In terms of people affected, the blackouts easily surpassed those that hit the West in 1996, when sagging power lines, heat and high demand for electricity caused an outage for 4 million people in nine states. In 1977, an outage in New York City left 8 million customers without electricity or air conditioning on a steamy July afternoon, and in 1965, about 30 million people across most of New England and New York state lost power for a day.

For years, those in the line contracting business have been saying that the nation’s electrical grid is in desperate need of a major facelift, especially since most of the transmission and distribution systems have reached senility. Many have expected a patchwork grid to perform as a national system, but as it stands momentarily, the system is clearly unable to meet the demands and requirements of the future.
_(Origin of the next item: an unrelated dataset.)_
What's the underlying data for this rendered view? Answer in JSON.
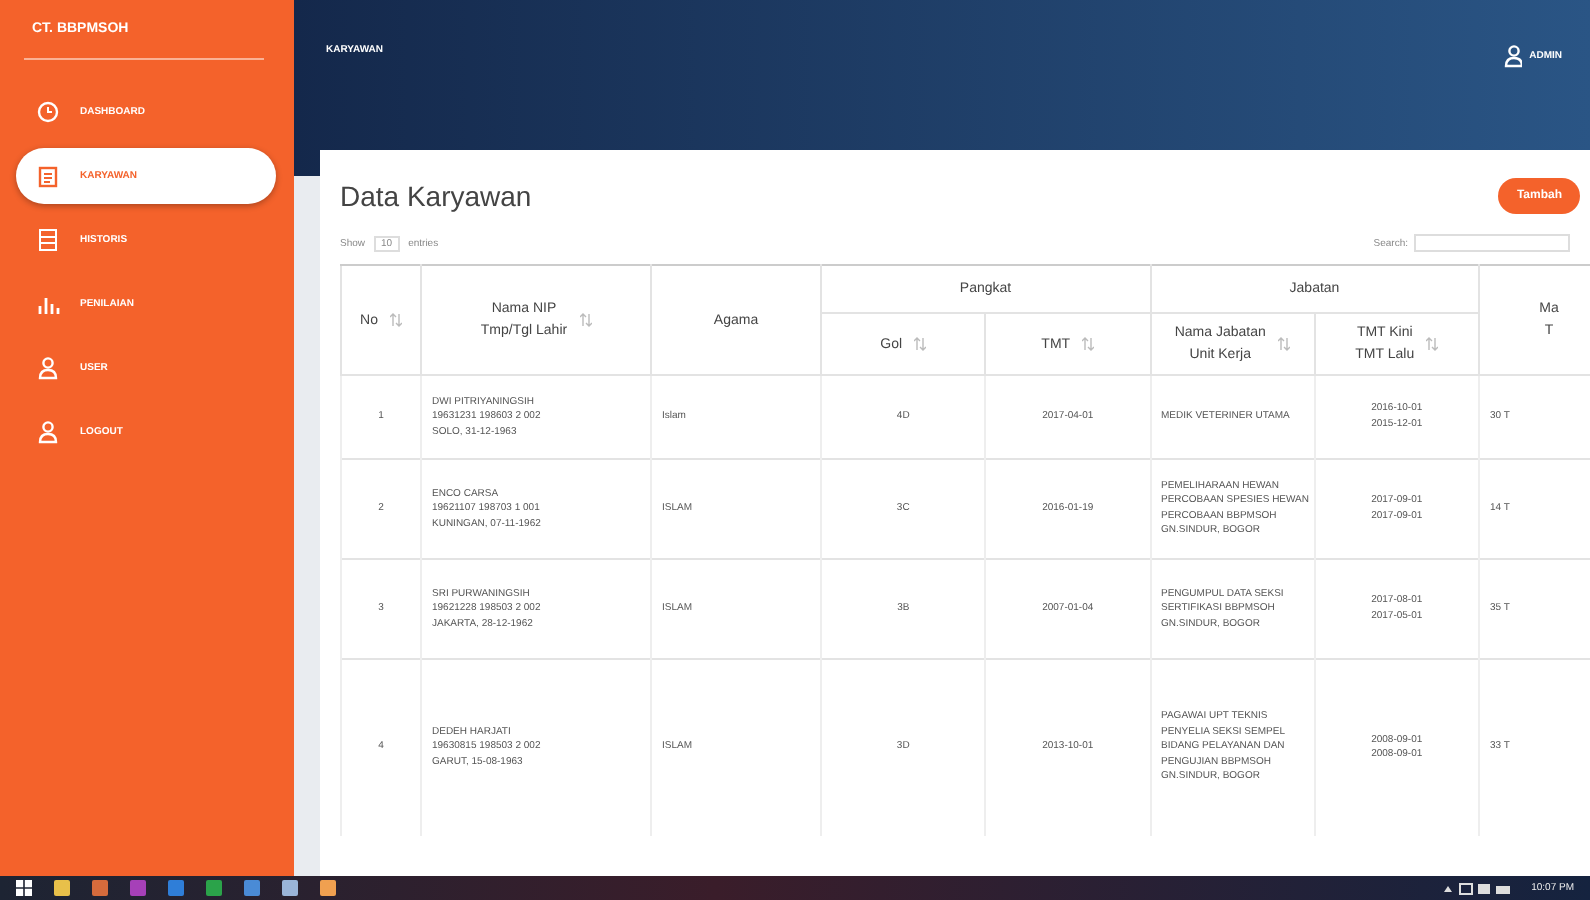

Electrical contractors may start to come across a lot of work as the need to upgrade existing lines and increase system capacity becomes a harsh reality. In fact, the recent outages will most likely become the topic of a few discussions at the NECA Convention in Orlando, renowned as the industry’s premiere event and bringing the largest electrical and line contractors, manufacturers and distributors from all over North America and numerous foreign countries.

People might ask themselves: Do we take electricity for granted even though electrical power is a right we all treasure? The blackouts have given many pause to think as they were forced to struggle through daily life without power-driven conveniences. Turn to our Industry Watch section on page 12 to read more about these recent disturbances.

And as every year, the September issue of ELECTRICAL CONTRACTOR is dedicated to highlighting events of the upcoming Show and providing you with an exciting view of what is to come. The events in Orlando will offer visitors three days of fun in the home of Disney, and activities at the Orange County Convention Center (which furnishes a $1.4 billion economic impact annually to the Central Florida economy) will provide people with many opportunities to learn about cutting-edge technologies and new trends in the electrical contracting industry. Turn to page 40 to read about the exciting events we have planned for you this year.

See you at the NECA Show. EC

STANIMIRA Z. STEFANOVA, Editor